▸ **Work instructions**: The lines to copy are those in the listing below that contain the word "Street".

*** Block opens ***

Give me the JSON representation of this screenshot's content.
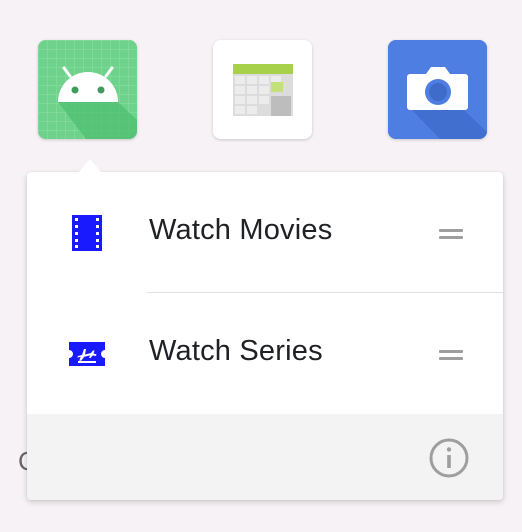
{
  "apps": [
    {
      "name": "android-app",
      "icon": "android-icon",
      "bg": "#6fd28b"
    },
    {
      "name": "calendar-app",
      "icon": "calendar-icon",
      "bg": "#ffffff"
    },
    {
      "name": "camera-app",
      "icon": "camera-icon",
      "bg": "#4e7ee2"
    }
  ],
  "behind_text": "C",
  "popup": {
    "shortcuts": [
      {
        "label": "Watch Movies",
        "icon": "film-icon",
        "handle_icon": "drag-handle-icon"
      },
      {
        "label": "Watch Series",
        "icon": "ticket-icon",
        "handle_icon": "drag-handle-icon"
      }
    ],
    "footer": {
      "info_icon": "info-icon"
    }
  },
  "colors": {
    "background": "#f7f2f5",
    "shortcut_icon": "#1a1aff",
    "label_text": "#202124",
    "handle": "#9e9e9e",
    "footer_bg": "#f3f3f3"
  }
}
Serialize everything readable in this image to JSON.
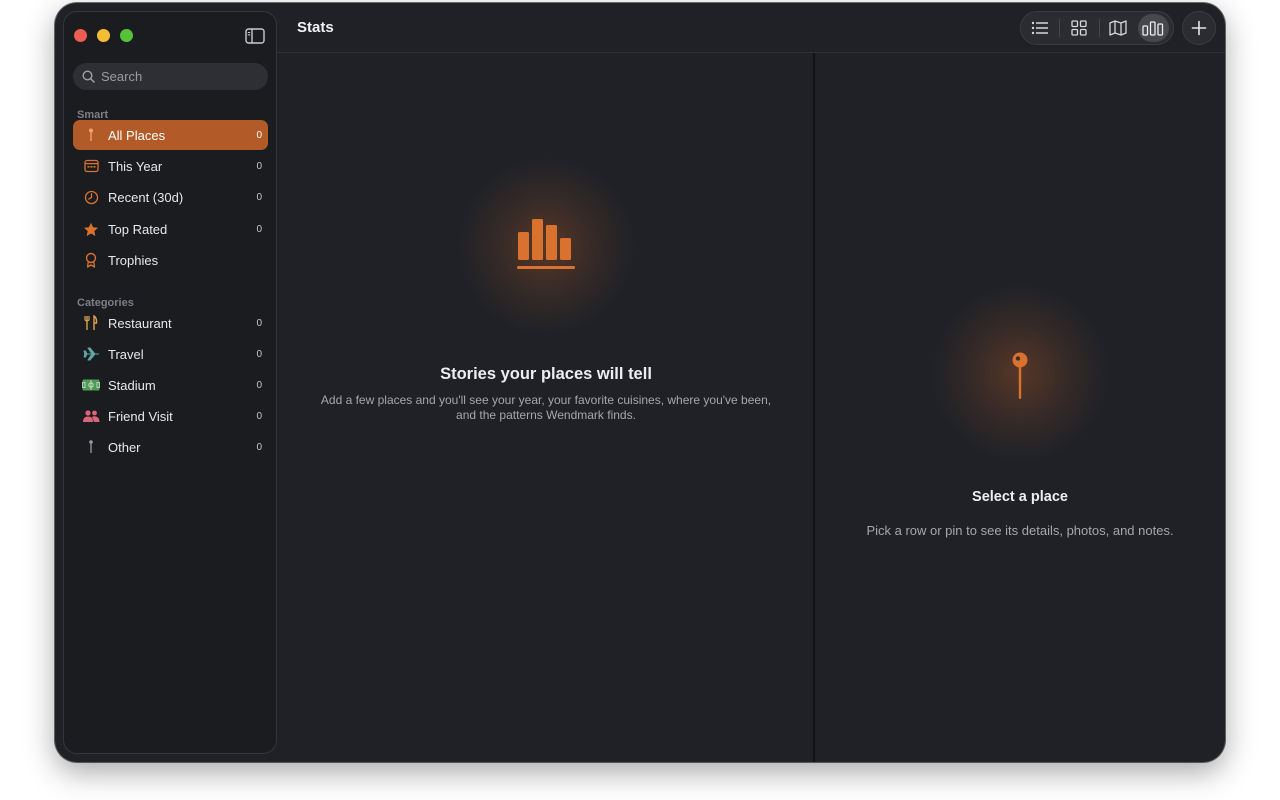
{
  "window": {
    "title": "Stats"
  },
  "sidebar": {
    "search_placeholder": "Search",
    "smart_label": "Smart",
    "smart_items": [
      {
        "label": "All Places",
        "count": "0",
        "icon": "pin-icon",
        "active": true
      },
      {
        "label": "This Year",
        "count": "0",
        "icon": "calendar-icon"
      },
      {
        "label": "Recent (30d)",
        "count": "0",
        "icon": "clock-icon"
      },
      {
        "label": "Top Rated",
        "count": "0",
        "icon": "star-icon"
      },
      {
        "label": "Trophies",
        "count": "",
        "icon": "award-icon"
      }
    ],
    "categories_label": "Categories",
    "category_items": [
      {
        "label": "Restaurant",
        "count": "0",
        "icon": "fork-knife-icon"
      },
      {
        "label": "Travel",
        "count": "0",
        "icon": "airplane-icon"
      },
      {
        "label": "Stadium",
        "count": "0",
        "icon": "stadium-icon"
      },
      {
        "label": "Friend Visit",
        "count": "0",
        "icon": "people-icon"
      },
      {
        "label": "Other",
        "count": "0",
        "icon": "pin-icon"
      }
    ]
  },
  "toolbar": {
    "views": [
      "list-view-icon",
      "grid-view-icon",
      "map-view-icon",
      "stats-view-icon"
    ],
    "active_view": "stats-view-icon",
    "add_icon": "plus-icon"
  },
  "stats_panel": {
    "icon": "bar-chart-icon",
    "title": "Stories your places will tell",
    "subtitle_line1": "Add a few places and you'll see your year, your favorite cuisines, where you've been,",
    "subtitle_line2": "and the patterns Wendmark finds."
  },
  "detail_panel": {
    "icon": "pin-icon",
    "title": "Select a place",
    "subtitle": "Pick a row or pin to see its details, photos, and notes."
  },
  "colors": {
    "accent": "#b25a28",
    "icon_orange": "#d9722f",
    "window_bg": "#1f2127",
    "sidebar_bg": "#1b1c20"
  }
}
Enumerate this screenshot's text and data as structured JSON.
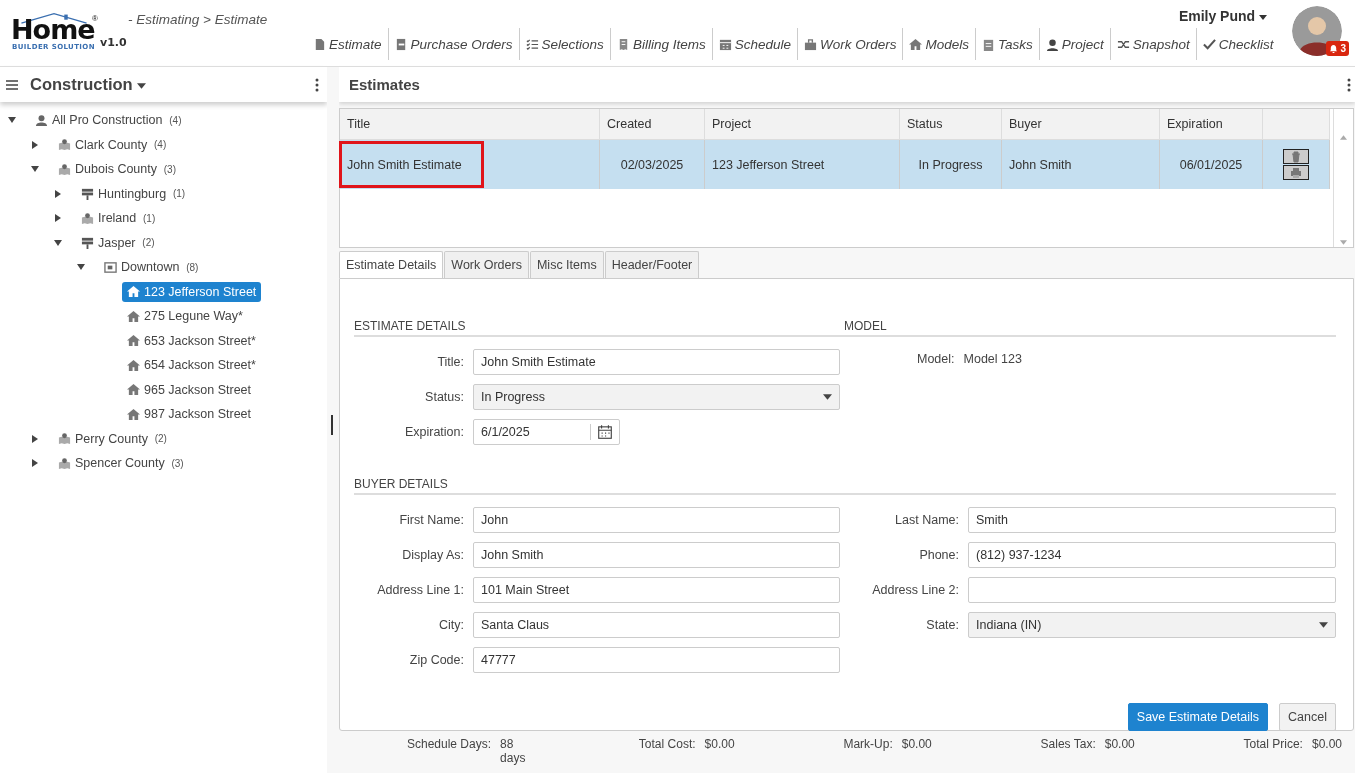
{
  "header": {
    "logo_word": "Home",
    "logo_sub": "BUILDER SOLUTION",
    "logo_mark": "®",
    "version": "v1.0",
    "breadcrumb": "- Estimating > Estimate",
    "user": "Emily Pund",
    "notifications": "3",
    "nav": [
      {
        "label": "Estimate",
        "kind": "doc"
      },
      {
        "label": "Purchase Orders",
        "kind": "printer"
      },
      {
        "label": "Selections",
        "kind": "list"
      },
      {
        "label": "Billing Items",
        "kind": "receipt"
      },
      {
        "label": "Schedule",
        "kind": "calendar"
      },
      {
        "label": "Work Orders",
        "kind": "toolbox"
      },
      {
        "label": "Models",
        "kind": "house"
      },
      {
        "label": "Tasks",
        "kind": "clipboard"
      },
      {
        "label": "Project",
        "kind": "worker"
      },
      {
        "label": "Snapshot",
        "kind": "shuffle"
      },
      {
        "label": "Checklist",
        "kind": "check"
      }
    ]
  },
  "sidebar": {
    "title": "Construction",
    "tree": [
      {
        "label": "All Pro Construction",
        "count": "(4)",
        "kind": "person",
        "expanded": true,
        "selected": false,
        "children": [
          {
            "label": "Clark County",
            "count": "(4)",
            "kind": "map",
            "expanded": false,
            "selected": false
          },
          {
            "label": "Dubois County",
            "count": "(3)",
            "kind": "map",
            "expanded": true,
            "selected": false,
            "children": [
              {
                "label": "Huntingburg",
                "count": "(1)",
                "kind": "sign",
                "expanded": false,
                "selected": false
              },
              {
                "label": "Ireland",
                "count": "(1)",
                "kind": "map",
                "expanded": false,
                "selected": false
              },
              {
                "label": "Jasper",
                "count": "(2)",
                "kind": "sign",
                "expanded": true,
                "selected": false,
                "children": [
                  {
                    "label": "Downtown",
                    "count": "(8)",
                    "kind": "district",
                    "expanded": true,
                    "selected": false,
                    "children": [
                      {
                        "label": "123 Jefferson Street",
                        "kind": "house",
                        "selected": true
                      },
                      {
                        "label": "275 Legune Way*",
                        "kind": "house",
                        "selected": false
                      },
                      {
                        "label": "653 Jackson Street*",
                        "kind": "house",
                        "selected": false
                      },
                      {
                        "label": "654 Jackson Street*",
                        "kind": "house",
                        "selected": false
                      },
                      {
                        "label": "965 Jackson Street",
                        "kind": "house",
                        "selected": false
                      },
                      {
                        "label": "987 Jackson Street",
                        "kind": "house",
                        "selected": false
                      }
                    ]
                  }
                ]
              }
            ]
          },
          {
            "label": "Perry County",
            "count": "(2)",
            "kind": "map",
            "expanded": false,
            "selected": false
          },
          {
            "label": "Spencer County",
            "count": "(3)",
            "kind": "map",
            "expanded": false,
            "selected": false
          }
        ]
      }
    ]
  },
  "main": {
    "title": "Estimates",
    "table": {
      "columns": [
        "Title",
        "Created",
        "Project",
        "Status",
        "Buyer",
        "Expiration"
      ],
      "rows": [
        {
          "cells": [
            "John Smith Estimate",
            "02/03/2025",
            "123 Jefferson Street",
            "In Progress",
            "John Smith",
            "06/01/2025"
          ],
          "selected": true,
          "title_outlined": true
        }
      ]
    },
    "tabs": [
      {
        "label": "Estimate Details",
        "selected": true
      },
      {
        "label": "Work Orders",
        "selected": false
      },
      {
        "label": "Misc Items",
        "selected": false
      },
      {
        "label": "Header/Footer",
        "selected": false
      }
    ],
    "estimate_details": {
      "heading": "ESTIMATE DETAILS",
      "fields": [
        {
          "label": "Title:",
          "value": "John Smith Estimate",
          "kind": "text"
        },
        {
          "label": "Status:",
          "value": "In Progress",
          "kind": "select"
        },
        {
          "label": "Expiration:",
          "value": "6/1/2025",
          "kind": "date"
        }
      ]
    },
    "model": {
      "heading": "MODEL",
      "label": "Model:",
      "value": "Model 123"
    },
    "buyer_details": {
      "heading": "BUYER DETAILS",
      "fields": [
        {
          "label": "First Name:",
          "value": "John",
          "kind": "text"
        },
        {
          "label": "Last Name:",
          "value": "Smith",
          "kind": "text"
        },
        {
          "label": "Display As:",
          "value": "John Smith",
          "kind": "text"
        },
        {
          "label": "Phone:",
          "value": "(812) 937-1234",
          "kind": "text"
        },
        {
          "label": "Address Line 1:",
          "value": "101 Main Street",
          "kind": "text"
        },
        {
          "label": "Address Line 2:",
          "kind": "text"
        },
        {
          "label": "City:",
          "value": "Santa Claus",
          "kind": "text"
        },
        {
          "label": "State:",
          "value": "Indiana (IN)",
          "kind": "select"
        },
        {
          "label": "Zip Code:",
          "value": "47777",
          "kind": "text"
        }
      ]
    },
    "buttons": [
      {
        "label": "Save Estimate Details",
        "kind": "primary"
      },
      {
        "label": "Cancel",
        "kind": "secondary"
      }
    ],
    "totals": [
      {
        "label": "Schedule Days:",
        "value": "88 days"
      },
      {
        "label": "Total Cost:",
        "value": "$0.00"
      },
      {
        "label": "Mark-Up:",
        "value": "$0.00"
      },
      {
        "label": "Sales Tax:",
        "value": "$0.00"
      },
      {
        "label": "Total Price:",
        "value": "$0.00"
      }
    ]
  }
}
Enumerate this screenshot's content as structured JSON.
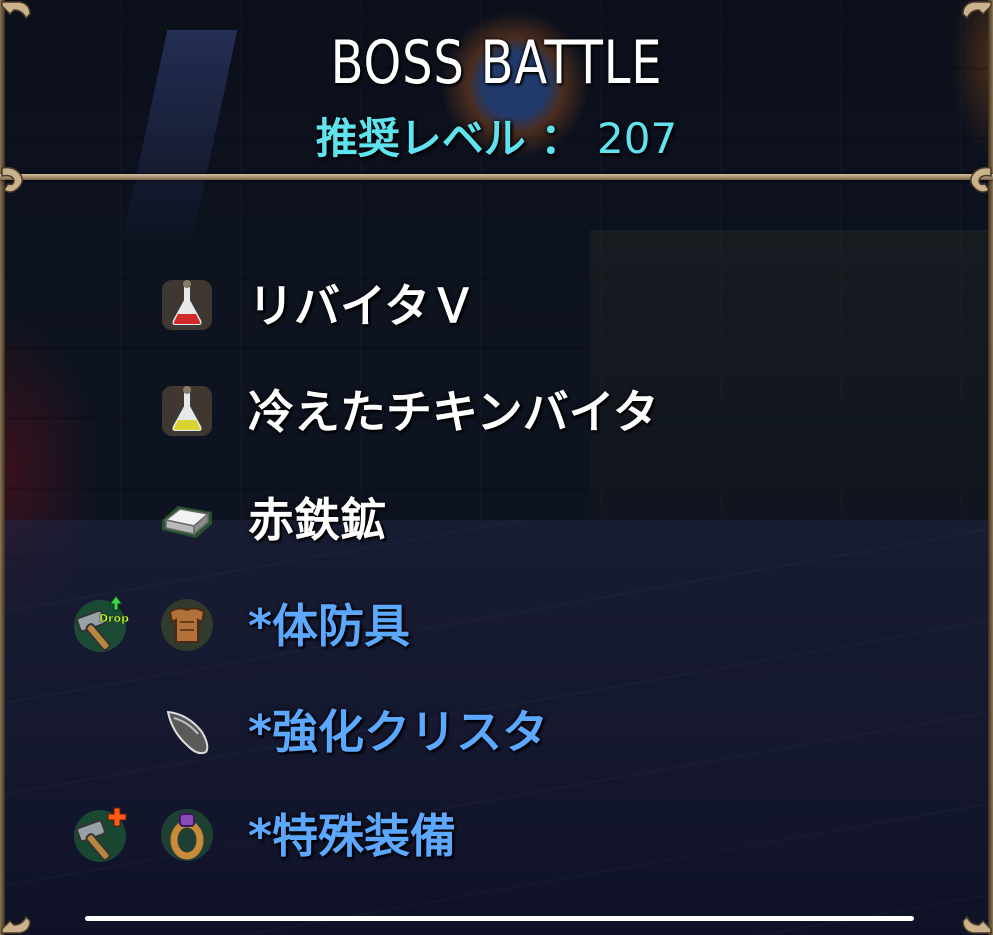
{
  "header": {
    "title": "BOSS BATTLE",
    "recommended_level_label": "推奨レベル ：",
    "recommended_level_value": "207"
  },
  "items": [
    {
      "label": "リバイタＶ",
      "icon": "red-potion-flask-icon",
      "style": "normal",
      "modifier_icon": null
    },
    {
      "label": "冷えたチキンバイタ",
      "icon": "yellow-potion-flask-icon",
      "style": "normal",
      "modifier_icon": null
    },
    {
      "label": "赤鉄鉱",
      "icon": "iron-ingot-icon",
      "style": "normal",
      "modifier_icon": null
    },
    {
      "label": "*体防具",
      "icon": "body-armor-icon",
      "style": "highlight",
      "modifier_icon": "drop-up-hammer-icon",
      "modifier_text": "Drop"
    },
    {
      "label": "*強化クリスタ",
      "icon": "crystal-shard-icon",
      "style": "highlight",
      "modifier_icon": null
    },
    {
      "label": "*特殊装備",
      "icon": "ring-icon",
      "style": "highlight",
      "modifier_icon": "plus-hammer-icon"
    }
  ],
  "colors": {
    "title": "#ffffff",
    "level": "#5fe3ee",
    "normal_item": "#ffffff",
    "highlight_item": "#5ca8ff",
    "frame": "#cbb592"
  }
}
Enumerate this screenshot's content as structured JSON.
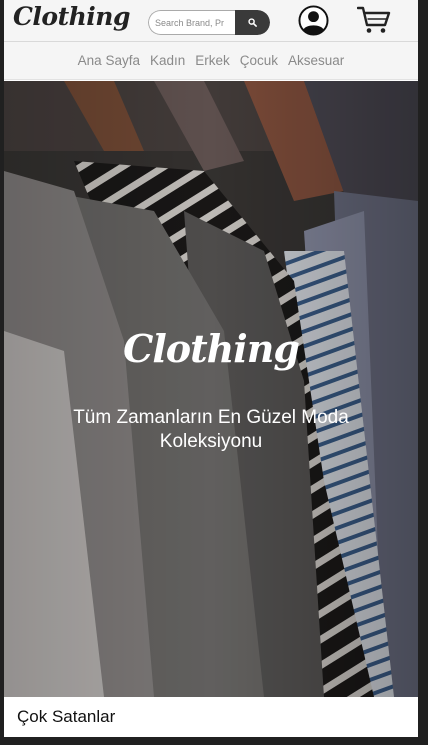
{
  "header": {
    "logo_text": "Clothing",
    "search": {
      "placeholder": "Search Brand, Pr",
      "value": ""
    },
    "icons": {
      "search": "search-icon",
      "user": "user-icon",
      "cart": "cart-icon"
    }
  },
  "nav": {
    "items": [
      "Ana Sayfa",
      "Kadın",
      "Erkek",
      "Çocuk",
      "Aksesuar"
    ]
  },
  "hero": {
    "logo_text": "Clothing",
    "tagline": "Tüm Zamanların En Güzel Moda Koleksiyonu"
  },
  "sections": {
    "best_sellers_title": "Çok Satanlar"
  },
  "colors": {
    "header_bg": "#f5f5f5",
    "nav_text": "#8a8a8a",
    "search_button": "#3a3a3a",
    "page_bg": "#202020"
  }
}
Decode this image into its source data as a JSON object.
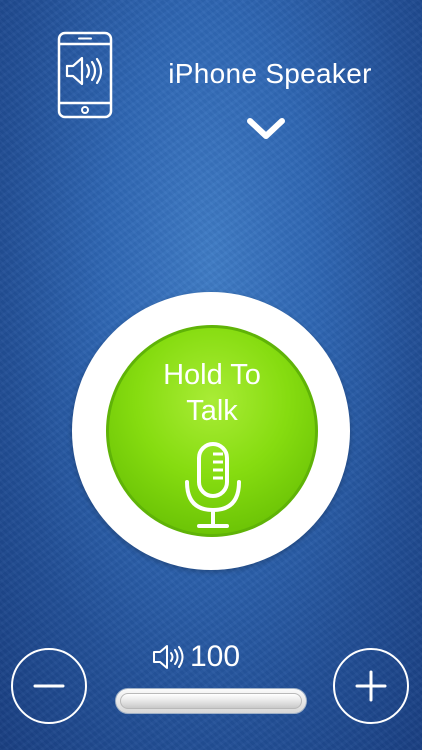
{
  "output": {
    "device_label": "iPhone Speaker",
    "device_icon": "phone-speaker-icon",
    "dropdown_icon": "chevron-down-icon"
  },
  "talk": {
    "line1": "Hold To",
    "line2": "Talk",
    "icon": "microphone-icon"
  },
  "volume": {
    "value": "100",
    "level_fraction": 1.0,
    "icon": "speaker-icon",
    "decrease_icon": "minus-icon",
    "increase_icon": "plus-icon"
  },
  "colors": {
    "background": "#2f67b4",
    "talk_green": "#86dc10",
    "ring": "#ffffff"
  }
}
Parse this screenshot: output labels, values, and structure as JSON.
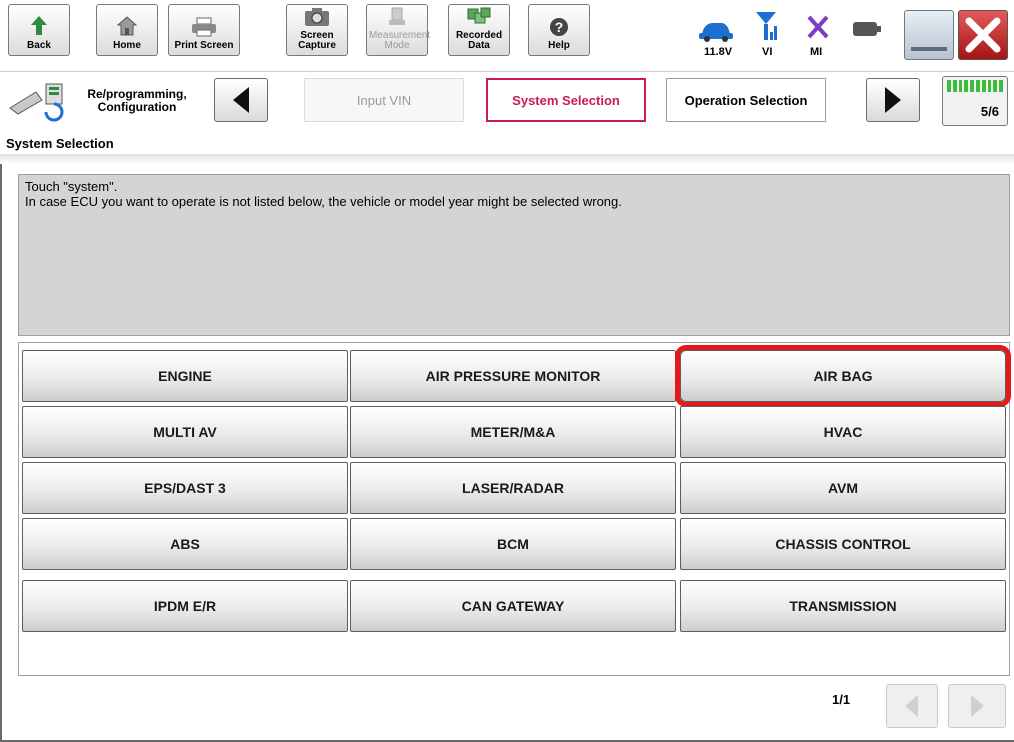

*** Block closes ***

▸ **Answer below**:
                        "label": "123 Jefferson Street",
                        "label": "653 Jackson Street*",
                        "label": "654 Jackson Street*",
                        "label": "965 Jackson Street",
                        "label": "987 Jackson Street",
            "123 Jefferson Street",
          "value": "101 Main Street",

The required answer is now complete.